--- WHAT THE TASK REQUIRES ---
All of the data must be output exactly, with every picture left out.

--- RECORDS FOR THIS TASK ---

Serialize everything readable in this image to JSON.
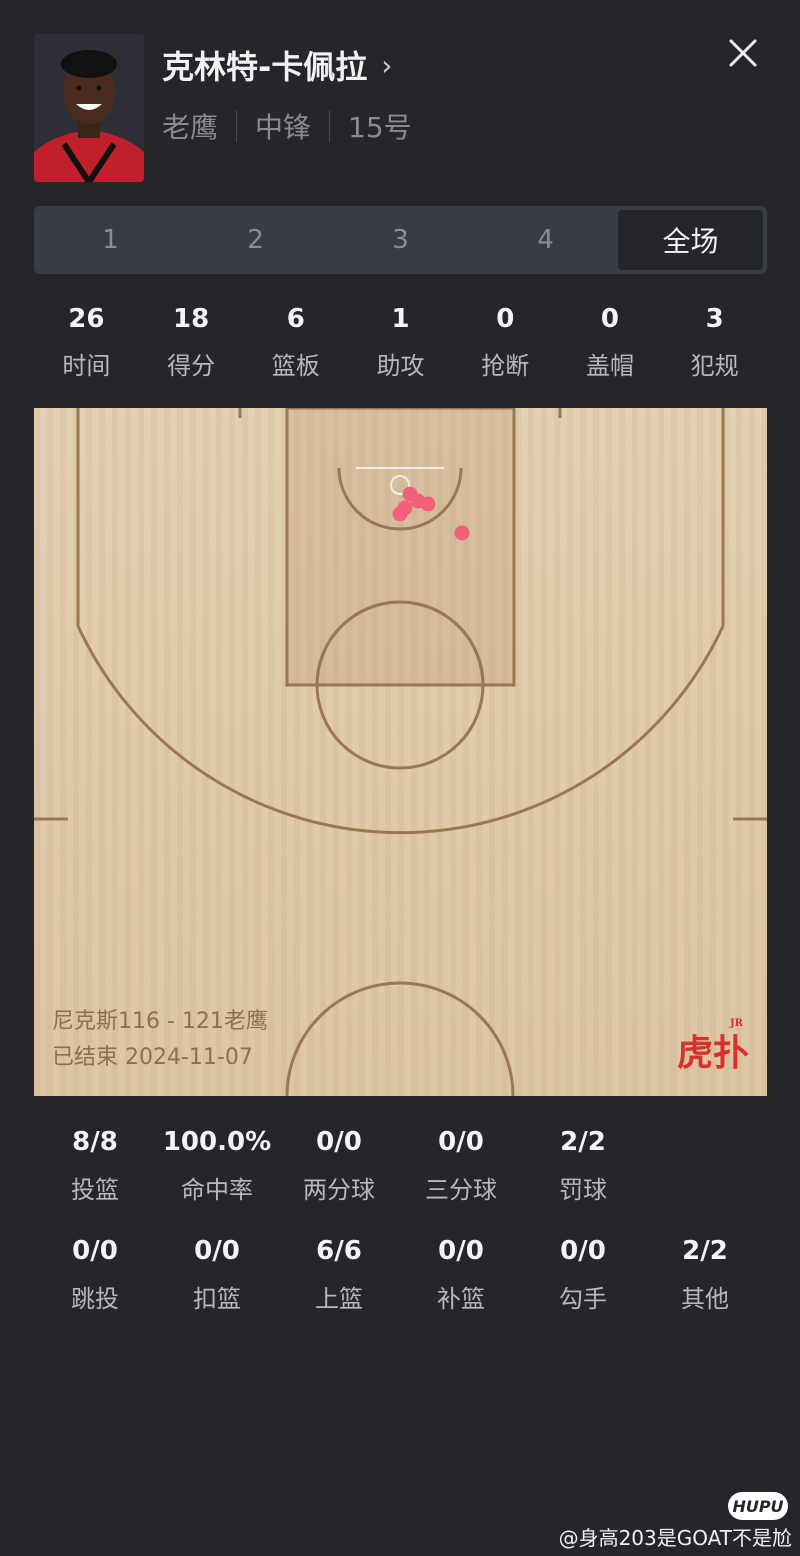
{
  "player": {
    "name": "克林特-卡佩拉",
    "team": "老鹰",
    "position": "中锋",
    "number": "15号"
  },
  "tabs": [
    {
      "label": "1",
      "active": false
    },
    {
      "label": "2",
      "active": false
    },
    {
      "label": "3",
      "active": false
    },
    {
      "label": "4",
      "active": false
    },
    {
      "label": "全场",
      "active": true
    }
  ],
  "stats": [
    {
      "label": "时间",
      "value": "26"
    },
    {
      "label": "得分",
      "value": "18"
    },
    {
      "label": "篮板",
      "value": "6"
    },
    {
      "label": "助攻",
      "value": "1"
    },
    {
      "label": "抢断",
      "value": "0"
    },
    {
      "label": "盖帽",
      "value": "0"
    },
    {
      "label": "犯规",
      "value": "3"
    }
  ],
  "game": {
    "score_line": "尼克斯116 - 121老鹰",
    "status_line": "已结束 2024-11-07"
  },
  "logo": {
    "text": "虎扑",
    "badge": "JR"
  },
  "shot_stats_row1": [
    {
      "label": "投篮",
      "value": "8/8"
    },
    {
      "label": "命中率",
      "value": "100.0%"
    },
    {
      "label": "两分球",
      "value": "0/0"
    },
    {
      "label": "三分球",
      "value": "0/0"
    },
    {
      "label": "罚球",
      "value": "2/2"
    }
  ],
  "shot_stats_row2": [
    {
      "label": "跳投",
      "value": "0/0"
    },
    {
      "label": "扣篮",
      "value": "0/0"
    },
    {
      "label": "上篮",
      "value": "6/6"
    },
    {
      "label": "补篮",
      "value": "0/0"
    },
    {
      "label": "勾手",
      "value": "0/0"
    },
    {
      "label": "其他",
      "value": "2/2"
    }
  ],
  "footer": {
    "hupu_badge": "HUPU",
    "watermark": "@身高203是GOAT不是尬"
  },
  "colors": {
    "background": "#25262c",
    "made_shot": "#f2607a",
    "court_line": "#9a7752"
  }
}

--- SOLVED PROBLEM ---
Serialize everything readable in this image to JSON.
{
  "player": {
    "name": "克林特-卡佩拉",
    "team": "老鹰",
    "position": "中锋",
    "number": "15号"
  },
  "tabs": [
    {
      "label": "1",
      "active": false
    },
    {
      "label": "2",
      "active": false
    },
    {
      "label": "3",
      "active": false
    },
    {
      "label": "4",
      "active": false
    },
    {
      "label": "全场",
      "active": true
    }
  ],
  "stats": [
    {
      "label": "时间",
      "value": "26"
    },
    {
      "label": "得分",
      "value": "18"
    },
    {
      "label": "篮板",
      "value": "6"
    },
    {
      "label": "助攻",
      "value": "1"
    },
    {
      "label": "抢断",
      "value": "0"
    },
    {
      "label": "盖帽",
      "value": "0"
    },
    {
      "label": "犯规",
      "value": "3"
    }
  ],
  "game": {
    "score_line": "尼克斯116 - 121老鹰",
    "status_line": "已结束 2024-11-07"
  },
  "logo": {
    "text": "虎扑",
    "badge": "JR"
  },
  "shot_stats_row1": [
    {
      "label": "投篮",
      "value": "8/8"
    },
    {
      "label": "命中率",
      "value": "100.0%"
    },
    {
      "label": "两分球",
      "value": "0/0"
    },
    {
      "label": "三分球",
      "value": "0/0"
    },
    {
      "label": "罚球",
      "value": "2/2"
    }
  ],
  "shot_stats_row2": [
    {
      "label": "跳投",
      "value": "0/0"
    },
    {
      "label": "扣篮",
      "value": "0/0"
    },
    {
      "label": "上篮",
      "value": "6/6"
    },
    {
      "label": "补篮",
      "value": "0/0"
    },
    {
      "label": "勾手",
      "value": "0/0"
    },
    {
      "label": "其他",
      "value": "2/2"
    }
  ],
  "footer": {
    "hupu_badge": "HUPU",
    "watermark": "@身高203是GOAT不是尬"
  },
  "colors": {
    "background": "#25262c",
    "made_shot": "#f2607a",
    "court_line": "#9a7752"
  }
}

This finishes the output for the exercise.